#### [Task objective]
Among the lines of the records below, copy those that hold the word "결제금액".

[Dataset records]
....
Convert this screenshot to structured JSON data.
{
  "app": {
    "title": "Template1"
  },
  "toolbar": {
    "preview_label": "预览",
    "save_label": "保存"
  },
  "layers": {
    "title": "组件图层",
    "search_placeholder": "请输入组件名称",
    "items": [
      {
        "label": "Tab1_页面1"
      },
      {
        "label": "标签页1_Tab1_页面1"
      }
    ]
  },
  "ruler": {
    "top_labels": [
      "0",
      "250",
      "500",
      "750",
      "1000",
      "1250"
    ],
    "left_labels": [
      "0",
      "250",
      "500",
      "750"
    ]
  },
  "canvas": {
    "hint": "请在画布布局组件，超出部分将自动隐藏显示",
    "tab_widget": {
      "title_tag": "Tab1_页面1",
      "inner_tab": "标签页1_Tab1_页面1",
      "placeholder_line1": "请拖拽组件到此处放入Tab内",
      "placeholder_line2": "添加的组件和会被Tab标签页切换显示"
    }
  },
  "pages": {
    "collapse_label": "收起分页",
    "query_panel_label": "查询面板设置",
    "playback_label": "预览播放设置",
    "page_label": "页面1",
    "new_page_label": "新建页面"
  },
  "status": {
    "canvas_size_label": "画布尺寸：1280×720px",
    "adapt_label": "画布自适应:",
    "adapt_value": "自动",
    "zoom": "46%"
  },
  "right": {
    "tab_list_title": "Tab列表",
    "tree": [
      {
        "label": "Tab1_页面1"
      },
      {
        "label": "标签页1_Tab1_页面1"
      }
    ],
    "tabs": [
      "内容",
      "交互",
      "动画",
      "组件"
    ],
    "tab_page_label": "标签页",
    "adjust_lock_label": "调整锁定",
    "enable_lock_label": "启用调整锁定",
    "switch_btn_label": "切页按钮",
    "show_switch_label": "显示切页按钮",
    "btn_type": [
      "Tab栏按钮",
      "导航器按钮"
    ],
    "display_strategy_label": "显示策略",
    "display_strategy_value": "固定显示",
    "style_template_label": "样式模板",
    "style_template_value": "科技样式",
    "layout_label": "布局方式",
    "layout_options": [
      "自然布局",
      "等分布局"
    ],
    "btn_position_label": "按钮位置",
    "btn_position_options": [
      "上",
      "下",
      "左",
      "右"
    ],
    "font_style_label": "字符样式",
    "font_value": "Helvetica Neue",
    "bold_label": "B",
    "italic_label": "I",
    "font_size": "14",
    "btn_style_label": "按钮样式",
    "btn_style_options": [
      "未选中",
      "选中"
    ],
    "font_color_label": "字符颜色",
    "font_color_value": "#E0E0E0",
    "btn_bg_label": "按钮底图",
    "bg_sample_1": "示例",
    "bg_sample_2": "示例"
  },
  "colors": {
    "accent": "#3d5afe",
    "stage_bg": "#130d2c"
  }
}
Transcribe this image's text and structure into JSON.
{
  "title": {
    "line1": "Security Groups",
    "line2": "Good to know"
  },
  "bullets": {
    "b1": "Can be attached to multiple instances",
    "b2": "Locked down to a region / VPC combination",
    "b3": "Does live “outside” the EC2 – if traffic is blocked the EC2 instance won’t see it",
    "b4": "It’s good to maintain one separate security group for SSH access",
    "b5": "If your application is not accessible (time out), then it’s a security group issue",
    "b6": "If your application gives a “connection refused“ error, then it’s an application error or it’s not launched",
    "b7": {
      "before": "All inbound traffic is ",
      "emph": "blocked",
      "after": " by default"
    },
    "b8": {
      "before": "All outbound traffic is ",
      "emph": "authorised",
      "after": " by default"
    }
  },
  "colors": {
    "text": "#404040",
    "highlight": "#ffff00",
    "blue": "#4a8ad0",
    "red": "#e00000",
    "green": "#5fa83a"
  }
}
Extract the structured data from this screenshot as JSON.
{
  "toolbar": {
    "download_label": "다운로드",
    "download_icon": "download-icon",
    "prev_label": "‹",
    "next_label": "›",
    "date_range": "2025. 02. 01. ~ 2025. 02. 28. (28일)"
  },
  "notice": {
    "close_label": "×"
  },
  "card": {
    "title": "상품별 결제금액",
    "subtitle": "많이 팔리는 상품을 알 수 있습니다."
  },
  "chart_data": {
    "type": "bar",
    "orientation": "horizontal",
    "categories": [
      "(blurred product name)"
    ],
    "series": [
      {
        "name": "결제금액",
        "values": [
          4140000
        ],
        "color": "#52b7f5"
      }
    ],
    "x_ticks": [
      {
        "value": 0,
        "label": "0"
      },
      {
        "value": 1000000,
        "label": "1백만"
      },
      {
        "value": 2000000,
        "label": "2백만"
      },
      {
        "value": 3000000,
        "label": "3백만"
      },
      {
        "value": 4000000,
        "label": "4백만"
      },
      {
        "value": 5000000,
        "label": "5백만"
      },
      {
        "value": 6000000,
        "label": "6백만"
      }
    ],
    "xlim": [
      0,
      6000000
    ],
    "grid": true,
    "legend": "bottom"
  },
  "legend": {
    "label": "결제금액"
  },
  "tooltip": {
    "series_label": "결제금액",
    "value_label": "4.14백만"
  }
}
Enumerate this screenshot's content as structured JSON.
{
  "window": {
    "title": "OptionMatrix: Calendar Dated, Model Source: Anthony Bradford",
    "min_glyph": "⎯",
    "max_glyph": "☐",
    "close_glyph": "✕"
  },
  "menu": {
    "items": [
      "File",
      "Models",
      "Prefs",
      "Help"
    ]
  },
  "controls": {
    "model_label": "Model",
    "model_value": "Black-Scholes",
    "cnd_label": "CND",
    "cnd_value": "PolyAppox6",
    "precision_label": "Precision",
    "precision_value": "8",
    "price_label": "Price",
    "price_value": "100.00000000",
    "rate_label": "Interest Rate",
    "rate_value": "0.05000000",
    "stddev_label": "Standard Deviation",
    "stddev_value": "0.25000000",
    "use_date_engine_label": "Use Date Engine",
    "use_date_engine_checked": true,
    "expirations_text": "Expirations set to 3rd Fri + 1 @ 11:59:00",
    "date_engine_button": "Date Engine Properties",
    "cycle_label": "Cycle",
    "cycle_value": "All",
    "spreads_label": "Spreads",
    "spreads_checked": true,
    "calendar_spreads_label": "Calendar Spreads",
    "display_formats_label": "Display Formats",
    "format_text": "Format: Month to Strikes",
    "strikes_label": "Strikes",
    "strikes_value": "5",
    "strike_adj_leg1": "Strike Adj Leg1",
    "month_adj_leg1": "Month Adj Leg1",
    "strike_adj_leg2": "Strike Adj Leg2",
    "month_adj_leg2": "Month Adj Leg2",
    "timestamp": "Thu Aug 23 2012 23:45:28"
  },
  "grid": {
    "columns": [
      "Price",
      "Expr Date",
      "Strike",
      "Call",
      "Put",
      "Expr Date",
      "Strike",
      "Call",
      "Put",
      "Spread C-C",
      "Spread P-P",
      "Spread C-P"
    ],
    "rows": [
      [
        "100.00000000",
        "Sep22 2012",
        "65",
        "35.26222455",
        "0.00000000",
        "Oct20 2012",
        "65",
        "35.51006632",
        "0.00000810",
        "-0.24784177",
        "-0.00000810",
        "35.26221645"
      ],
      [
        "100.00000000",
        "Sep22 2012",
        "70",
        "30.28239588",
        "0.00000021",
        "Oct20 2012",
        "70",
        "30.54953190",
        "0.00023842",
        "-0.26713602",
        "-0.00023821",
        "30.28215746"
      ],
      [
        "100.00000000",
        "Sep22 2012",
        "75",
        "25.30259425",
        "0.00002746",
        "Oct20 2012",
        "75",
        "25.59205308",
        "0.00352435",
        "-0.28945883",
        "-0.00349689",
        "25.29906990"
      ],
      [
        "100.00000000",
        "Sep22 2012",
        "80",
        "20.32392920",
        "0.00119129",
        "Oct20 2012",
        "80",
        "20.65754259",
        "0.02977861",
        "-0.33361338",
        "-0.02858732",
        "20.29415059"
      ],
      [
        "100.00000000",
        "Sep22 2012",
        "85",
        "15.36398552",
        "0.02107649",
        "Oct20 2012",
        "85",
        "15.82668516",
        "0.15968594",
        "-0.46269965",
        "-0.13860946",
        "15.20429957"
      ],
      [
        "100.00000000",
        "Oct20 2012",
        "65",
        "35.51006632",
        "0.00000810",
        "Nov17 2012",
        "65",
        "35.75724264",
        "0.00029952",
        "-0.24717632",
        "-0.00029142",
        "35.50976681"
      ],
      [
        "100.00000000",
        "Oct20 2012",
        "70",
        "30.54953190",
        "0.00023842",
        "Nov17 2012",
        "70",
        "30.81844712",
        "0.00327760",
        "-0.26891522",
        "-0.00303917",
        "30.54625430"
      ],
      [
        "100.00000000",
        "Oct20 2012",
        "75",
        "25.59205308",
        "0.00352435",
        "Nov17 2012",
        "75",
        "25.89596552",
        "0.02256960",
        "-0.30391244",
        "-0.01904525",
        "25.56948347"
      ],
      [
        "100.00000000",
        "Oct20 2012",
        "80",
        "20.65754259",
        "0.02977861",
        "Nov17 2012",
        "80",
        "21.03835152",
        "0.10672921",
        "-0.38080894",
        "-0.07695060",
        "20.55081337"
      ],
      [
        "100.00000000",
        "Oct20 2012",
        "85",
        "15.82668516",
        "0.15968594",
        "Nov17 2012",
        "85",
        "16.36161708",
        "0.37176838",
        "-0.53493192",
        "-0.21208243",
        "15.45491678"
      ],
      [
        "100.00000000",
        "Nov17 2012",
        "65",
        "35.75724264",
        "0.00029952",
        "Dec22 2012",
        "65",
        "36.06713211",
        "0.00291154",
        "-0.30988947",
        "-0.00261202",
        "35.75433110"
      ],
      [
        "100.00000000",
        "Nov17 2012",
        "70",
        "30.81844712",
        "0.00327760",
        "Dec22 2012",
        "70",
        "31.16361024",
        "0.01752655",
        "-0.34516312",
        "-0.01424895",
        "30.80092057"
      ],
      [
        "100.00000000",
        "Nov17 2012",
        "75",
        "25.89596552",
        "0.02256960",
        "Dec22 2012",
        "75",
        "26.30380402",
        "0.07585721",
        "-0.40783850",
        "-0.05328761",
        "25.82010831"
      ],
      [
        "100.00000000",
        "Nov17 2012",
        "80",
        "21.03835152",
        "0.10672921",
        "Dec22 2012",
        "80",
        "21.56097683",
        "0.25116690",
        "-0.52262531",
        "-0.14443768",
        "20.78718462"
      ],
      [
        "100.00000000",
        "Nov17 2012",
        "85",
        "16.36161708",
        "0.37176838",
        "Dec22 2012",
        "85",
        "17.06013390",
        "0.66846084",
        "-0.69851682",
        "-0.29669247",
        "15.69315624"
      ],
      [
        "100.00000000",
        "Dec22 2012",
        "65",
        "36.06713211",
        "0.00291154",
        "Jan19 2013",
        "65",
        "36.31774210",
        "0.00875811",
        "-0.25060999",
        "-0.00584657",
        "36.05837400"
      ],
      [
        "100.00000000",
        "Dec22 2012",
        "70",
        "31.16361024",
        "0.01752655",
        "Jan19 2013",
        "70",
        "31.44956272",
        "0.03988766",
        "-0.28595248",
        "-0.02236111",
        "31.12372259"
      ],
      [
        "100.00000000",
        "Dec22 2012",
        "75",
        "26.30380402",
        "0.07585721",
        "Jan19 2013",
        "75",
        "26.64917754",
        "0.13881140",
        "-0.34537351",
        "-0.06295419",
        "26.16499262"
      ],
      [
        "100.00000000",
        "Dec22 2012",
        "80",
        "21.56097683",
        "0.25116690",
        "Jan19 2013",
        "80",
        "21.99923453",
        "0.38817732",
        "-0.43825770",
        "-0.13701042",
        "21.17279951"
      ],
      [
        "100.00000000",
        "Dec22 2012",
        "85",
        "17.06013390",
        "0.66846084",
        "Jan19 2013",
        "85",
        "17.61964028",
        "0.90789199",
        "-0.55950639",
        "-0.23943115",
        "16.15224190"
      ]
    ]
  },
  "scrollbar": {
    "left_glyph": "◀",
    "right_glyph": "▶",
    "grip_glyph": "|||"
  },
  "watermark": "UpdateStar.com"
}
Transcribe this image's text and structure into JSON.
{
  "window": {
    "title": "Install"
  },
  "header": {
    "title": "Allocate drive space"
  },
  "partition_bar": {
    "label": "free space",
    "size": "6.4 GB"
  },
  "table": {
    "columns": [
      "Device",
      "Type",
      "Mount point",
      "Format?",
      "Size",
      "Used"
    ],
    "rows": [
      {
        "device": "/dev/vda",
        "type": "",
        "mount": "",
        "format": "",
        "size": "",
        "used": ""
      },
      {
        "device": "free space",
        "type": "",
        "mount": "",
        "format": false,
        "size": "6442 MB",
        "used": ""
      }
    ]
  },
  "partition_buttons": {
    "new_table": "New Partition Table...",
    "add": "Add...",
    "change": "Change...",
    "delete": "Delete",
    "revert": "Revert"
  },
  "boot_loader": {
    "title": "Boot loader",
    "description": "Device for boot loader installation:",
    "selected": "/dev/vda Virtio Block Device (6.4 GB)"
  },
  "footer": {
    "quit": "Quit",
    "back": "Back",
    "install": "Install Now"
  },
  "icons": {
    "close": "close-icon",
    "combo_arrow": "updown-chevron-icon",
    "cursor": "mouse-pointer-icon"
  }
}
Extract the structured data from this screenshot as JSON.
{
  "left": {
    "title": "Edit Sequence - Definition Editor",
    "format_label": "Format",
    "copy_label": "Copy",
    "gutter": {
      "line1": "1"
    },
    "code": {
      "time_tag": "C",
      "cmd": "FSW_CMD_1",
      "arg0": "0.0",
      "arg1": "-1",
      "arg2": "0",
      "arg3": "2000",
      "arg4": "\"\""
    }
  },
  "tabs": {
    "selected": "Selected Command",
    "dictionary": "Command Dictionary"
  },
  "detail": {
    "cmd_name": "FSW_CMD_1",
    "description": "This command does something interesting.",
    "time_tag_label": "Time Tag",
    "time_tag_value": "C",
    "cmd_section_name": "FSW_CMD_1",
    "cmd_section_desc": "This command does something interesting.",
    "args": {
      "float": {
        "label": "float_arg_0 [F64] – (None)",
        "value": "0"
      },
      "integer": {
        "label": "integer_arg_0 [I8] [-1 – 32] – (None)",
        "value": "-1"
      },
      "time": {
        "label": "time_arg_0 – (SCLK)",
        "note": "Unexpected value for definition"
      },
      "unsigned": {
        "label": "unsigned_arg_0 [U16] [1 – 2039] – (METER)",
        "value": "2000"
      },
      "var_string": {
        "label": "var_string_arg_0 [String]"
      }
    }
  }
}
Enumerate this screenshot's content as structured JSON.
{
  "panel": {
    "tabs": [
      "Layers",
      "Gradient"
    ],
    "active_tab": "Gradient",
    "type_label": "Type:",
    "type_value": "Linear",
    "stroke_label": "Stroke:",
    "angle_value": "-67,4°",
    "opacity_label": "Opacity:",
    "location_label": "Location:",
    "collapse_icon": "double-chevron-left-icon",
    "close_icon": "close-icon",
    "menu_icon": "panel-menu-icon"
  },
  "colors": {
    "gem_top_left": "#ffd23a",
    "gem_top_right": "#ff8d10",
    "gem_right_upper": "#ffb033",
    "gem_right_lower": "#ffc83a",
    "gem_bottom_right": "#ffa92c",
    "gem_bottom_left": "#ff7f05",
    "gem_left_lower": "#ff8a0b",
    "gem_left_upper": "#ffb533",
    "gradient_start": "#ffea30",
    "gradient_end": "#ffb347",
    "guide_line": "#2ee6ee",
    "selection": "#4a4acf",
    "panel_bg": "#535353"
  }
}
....
#### [Response to this task]
    "title": "상품별 결제금액",
        "name": "결제금액",
    "label": "결제금액"
    "series_label": "결제금액",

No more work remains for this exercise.